March celebrates 50th anniversary of fair housing

The participants of the march gather prior to starting the demonstration.

Devyn Leeson

City organizers, planners and activists gathered in Ames to march in awareness of the Fair Housing Act, which became law 50 years ago.

The Fair Housing Act, signed by president Lyndon B. Johnson, came at a time of heavy discrimination in housing practices targeted at minorities. The act prohibited discrimination concerning the sale, financing and renting of houses based on religion, race, national origin and sex.

Johnson signed the legislation on April 11, 1968 following the death of Martin Luther King Jr. seven days prior. The legislation was an extension of the discrimination protections given under the Voting Rights Act of 1965.

The act was later amended to add protections based on disability and familial status.

Some of the participants in the march also marched in recognition of other laws recently added to create fair and equal opportunities in housing.

Assistant City Manager Bob Kindred was at the rally and he outlined some of the protections the state has passed recently regarding safe housing.

“I have been with [Ames] for 37 years and the City Council did a revamp a while back that targeted below grade apartments that were not safe,” Kindred said. “Then the most recent changes by the Iowa General Assembly last year were put in place to make sure people aren’t being crammed into houses, apartments or neighborhoods.”

Kindred said he hopes the march can help bring awareness to issues regarding fair housing as it is something “many of us take for granted today.”

While the protections are there today, there can still be issues regarding housing discrimination. Organizers of the march made signs that supported this claim, saying things like “Will the apartment still be available when they hear my accent?”

Other signs were directed at informing onlookers and participants how to utilize the protections in place, including directions to report housing discrimination when it is seen.

Vanessa Baker-Latimer, housing coordinator and organizer of the march, said the main purpose of the march was to celebrate the 50th anniversary of the act.

“We really want to come together as a community to celebrate fair housing as a law,” Baker-Latimer said. “It is important to those citizens who have been denied access for years because of their race, their creed, their religion, their sexual orientation and their gender, and it is important to the city of Ames and Story County as they have extra laws protecting these individuals.”

In addition to celebrating history, Baker-Latimer expressed the importance of supporting more fair and equal housing laws in the future.

“We will continue to advocate for all of those things because even at this time, even though we have made progress, there is more progress to be made.”

A large majority of participants in the march were directly related to housing in some way. Grace Smith, rental consultant, said she and the other consultants were there to raise awareness of something that is a part of their jobs every day.
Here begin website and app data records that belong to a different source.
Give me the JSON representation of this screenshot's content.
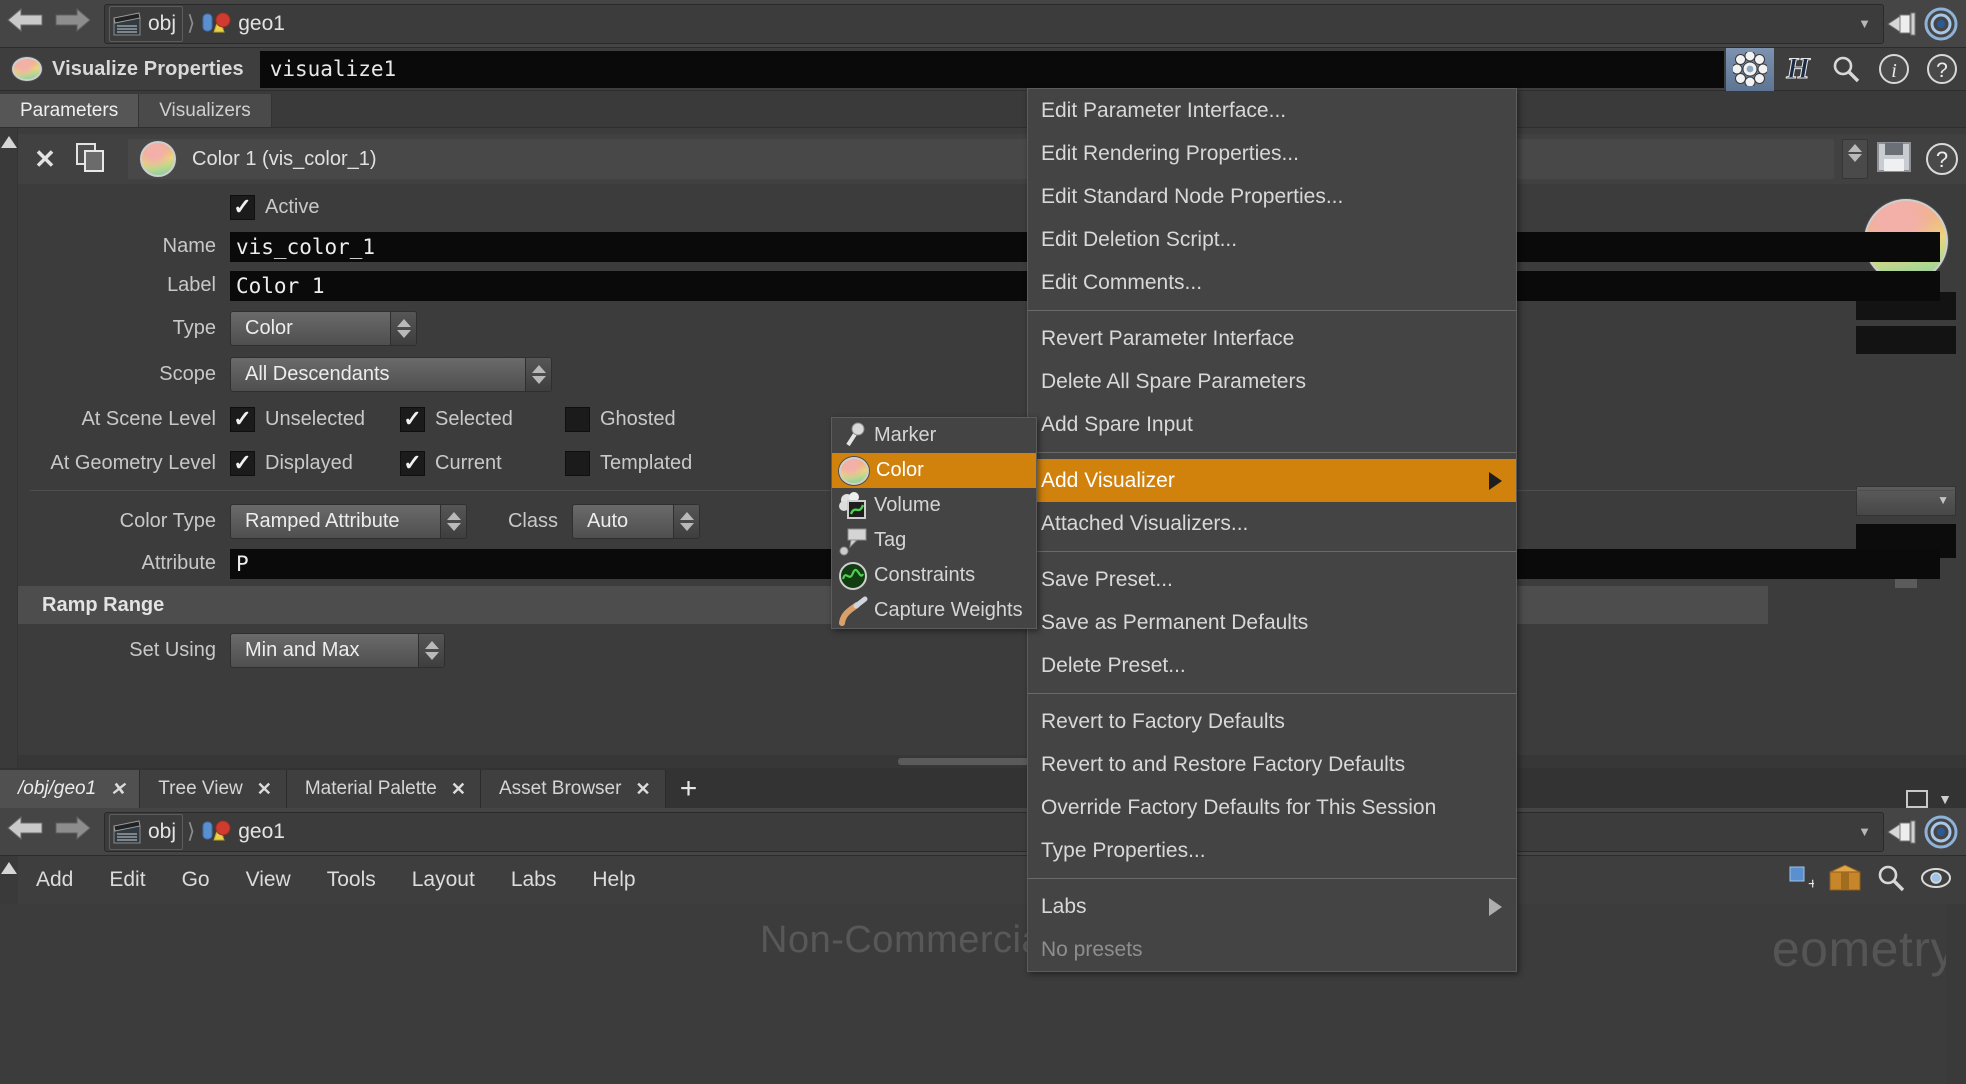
{
  "top_path": {
    "back_icon": "arrow-left-icon",
    "forward_icon": "arrow-right-icon",
    "crumbs": [
      {
        "label": "obj",
        "icon": "clapperboard-icon"
      },
      {
        "label": "geo1",
        "icon": "geometry-object-icon"
      }
    ],
    "separator": "›",
    "caret": "▼",
    "pin_icon": "pin-icon",
    "target_icon": "target-icon"
  },
  "visualize_header": {
    "icon": "visualize-ramp-icon",
    "title": "Visualize Properties",
    "node_name": "visualize1",
    "tools": [
      {
        "name": "gear-icon",
        "glyph": "⚙"
      },
      {
        "name": "houdini-h-icon",
        "glyph": "H"
      },
      {
        "name": "search-icon",
        "glyph": "⌕"
      },
      {
        "name": "info-icon",
        "glyph": "i"
      },
      {
        "name": "help-icon",
        "glyph": "?"
      }
    ]
  },
  "param_tabs": [
    {
      "label": "Parameters",
      "selected": true
    },
    {
      "label": "Visualizers",
      "selected": false
    }
  ],
  "visualizer_strip": {
    "close_label": "✕",
    "duplicate_icon": "duplicate-icon",
    "chip_icon": "color-ramp-icon",
    "chip_label": "Color 1 (vis_color_1)",
    "help_glyph": "?"
  },
  "parameters": {
    "active": {
      "label": "Active",
      "checked": true
    },
    "name": {
      "label": "Name",
      "value": "vis_color_1"
    },
    "label": {
      "label": "Label",
      "value": "Color 1"
    },
    "type": {
      "label": "Type",
      "value": "Color"
    },
    "scope": {
      "label": "Scope",
      "value": "All Descendants"
    },
    "scene_level": {
      "label": "At Scene Level",
      "items": [
        {
          "label": "Unselected",
          "checked": true
        },
        {
          "label": "Selected",
          "checked": true
        },
        {
          "label": "Ghosted",
          "checked": false
        }
      ]
    },
    "geometry_level": {
      "label": "At Geometry Level",
      "items": [
        {
          "label": "Displayed",
          "checked": true
        },
        {
          "label": "Current",
          "checked": true
        },
        {
          "label": "Templated",
          "checked": false
        }
      ]
    },
    "color_type": {
      "label": "Color Type",
      "value": "Ramped Attribute"
    },
    "class": {
      "label": "Class",
      "value": "Auto"
    },
    "attribute": {
      "label": "Attribute",
      "value": "P"
    },
    "ramp_range_section": "Ramp Range",
    "set_using": {
      "label": "Set Using",
      "value": "Min and Max"
    }
  },
  "context_menu": {
    "groups": [
      {
        "items": [
          {
            "label": "Edit Parameter Interface...",
            "state": "normal"
          },
          {
            "label": "Edit Rendering Properties...",
            "state": "normal"
          },
          {
            "label": "Edit Standard Node Properties...",
            "state": "normal"
          },
          {
            "label": "Edit Deletion Script...",
            "state": "normal"
          },
          {
            "label": "Edit Comments...",
            "state": "normal"
          }
        ]
      },
      {
        "items": [
          {
            "label": "Revert Parameter Interface",
            "state": "normal"
          },
          {
            "label": "Delete All Spare Parameters",
            "state": "normal"
          },
          {
            "label": "Add Spare Input",
            "state": "normal"
          }
        ]
      },
      {
        "items": [
          {
            "label": "Add Visualizer",
            "state": "highlighted",
            "submenu": true
          },
          {
            "label": "Attached Visualizers...",
            "state": "normal"
          }
        ]
      },
      {
        "items": [
          {
            "label": "Save Preset...",
            "state": "normal"
          },
          {
            "label": "Save as Permanent Defaults",
            "state": "normal"
          },
          {
            "label": "Delete Preset...",
            "state": "normal"
          }
        ]
      },
      {
        "items": [
          {
            "label": "Revert to Factory Defaults",
            "state": "normal"
          },
          {
            "label": "Revert to and Restore Factory Defaults",
            "state": "normal"
          },
          {
            "label": "Override Factory Defaults for This Session",
            "state": "normal"
          },
          {
            "label": "Type Properties...",
            "state": "normal"
          }
        ]
      },
      {
        "items": [
          {
            "label": "Labs",
            "state": "normal",
            "submenu": true
          },
          {
            "label": "No presets",
            "state": "disabled"
          }
        ]
      }
    ]
  },
  "add_visualizer_submenu": [
    {
      "label": "Marker",
      "icon": "marker-pin-icon",
      "highlighted": false
    },
    {
      "label": "Color",
      "icon": "color-ramp-icon",
      "highlighted": true
    },
    {
      "label": "Volume",
      "icon": "volume-icon",
      "highlighted": false
    },
    {
      "label": "Tag",
      "icon": "tag-callout-icon",
      "highlighted": false
    },
    {
      "label": "Constraints",
      "icon": "constraints-icon",
      "highlighted": false
    },
    {
      "label": "Capture Weights",
      "icon": "capture-weights-icon",
      "highlighted": false
    }
  ],
  "bottom_tabs": [
    {
      "label": "/obj/geo1",
      "selected": true,
      "close": "✕"
    },
    {
      "label": "Tree View",
      "selected": false,
      "close": "✕"
    },
    {
      "label": "Material Palette",
      "selected": false,
      "close": "✕"
    },
    {
      "label": "Asset Browser",
      "selected": false,
      "close": "✕"
    }
  ],
  "bottom_tabs_add": "+",
  "bottom_path": {
    "crumbs": [
      {
        "label": "obj",
        "icon": "clapperboard-icon"
      },
      {
        "label": "geo1",
        "icon": "geometry-object-icon"
      }
    ],
    "caret": "▼"
  },
  "network_menu": [
    "Add",
    "Edit",
    "Go",
    "View",
    "Tools",
    "Layout",
    "Labs",
    "Help"
  ],
  "viewport": {
    "watermark": "Non-Commercial Edition",
    "right_label": "eometry"
  },
  "colors": {
    "highlight_orange": "#d0820d",
    "panel_bg": "#3c3c3c",
    "menu_bg": "#444444",
    "field_black": "#0a0a0a",
    "text": "#d2d2d2"
  }
}
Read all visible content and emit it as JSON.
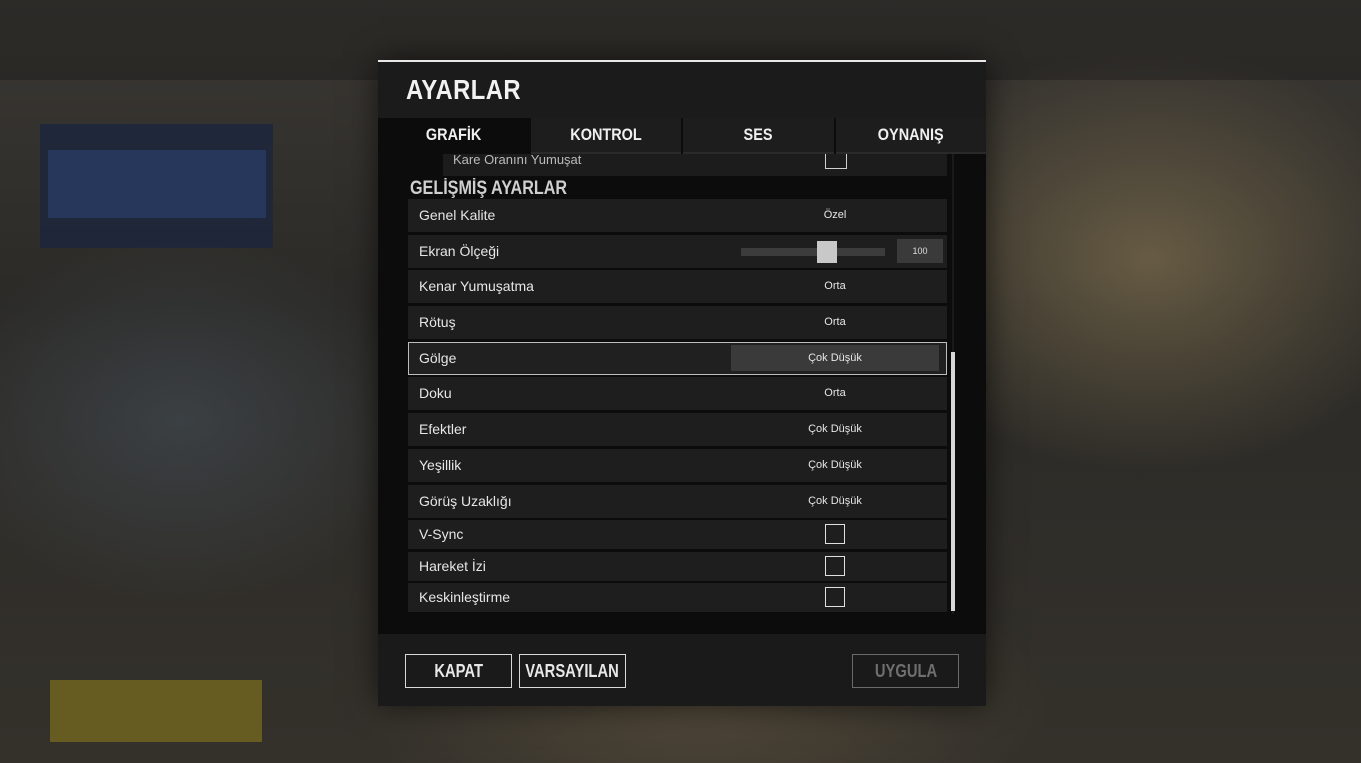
{
  "dialog": {
    "title": "AYARLAR",
    "tabs": [
      {
        "label": "GRAFİK",
        "active": true
      },
      {
        "label": "KONTROL",
        "active": false
      },
      {
        "label": "SES",
        "active": false
      },
      {
        "label": "OYNANIŞ",
        "active": false
      }
    ],
    "prev_row_label": "Kare Oranını Yumuşat",
    "section_title": "GELİŞMİŞ AYARLAR",
    "settings": [
      {
        "label": "Genel Kalite",
        "value": "Özel"
      },
      {
        "label": "Ekran Ölçeği",
        "value": "100",
        "slider_fraction": 0.6
      },
      {
        "label": "Kenar Yumuşatma",
        "value": "Orta"
      },
      {
        "label": "Rötuş",
        "value": "Orta"
      },
      {
        "label": "Gölge",
        "value": "Çok Düşük",
        "selected": true
      },
      {
        "label": "Doku",
        "value": "Orta"
      },
      {
        "label": "Efektler",
        "value": "Çok Düşük"
      },
      {
        "label": "Yeşillik",
        "value": "Çok Düşük"
      },
      {
        "label": "Görüş Uzaklığı",
        "value": "Çok Düşük"
      },
      {
        "label": "V-Sync",
        "checked": false
      },
      {
        "label": "Hareket İzi",
        "checked": false
      },
      {
        "label": "Keskinleştirme",
        "checked": false
      }
    ],
    "buttons": {
      "close": "KAPAT",
      "default": "VARSAYILAN",
      "apply": "UYGULA"
    }
  }
}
Before the march began, Baker-Latimer spoke over a bullhorn, and, holding back tears, said she was overwhelmed with the support and number of people who had shown up to bring awareness to housing discrimination. She then rallied everyone to march from Brookside Park to City Hall.

Once participants in the march made it to City Hall, Mayor John Haila spoke about the importance of fair housing and announced April would be recognized as fair housing month.

This coincided with a similar announcement on the national level that April would be national fair housing month.

The march was organized and supported by the city of Ames, the Ames Human Relations Commission and other local sponsors.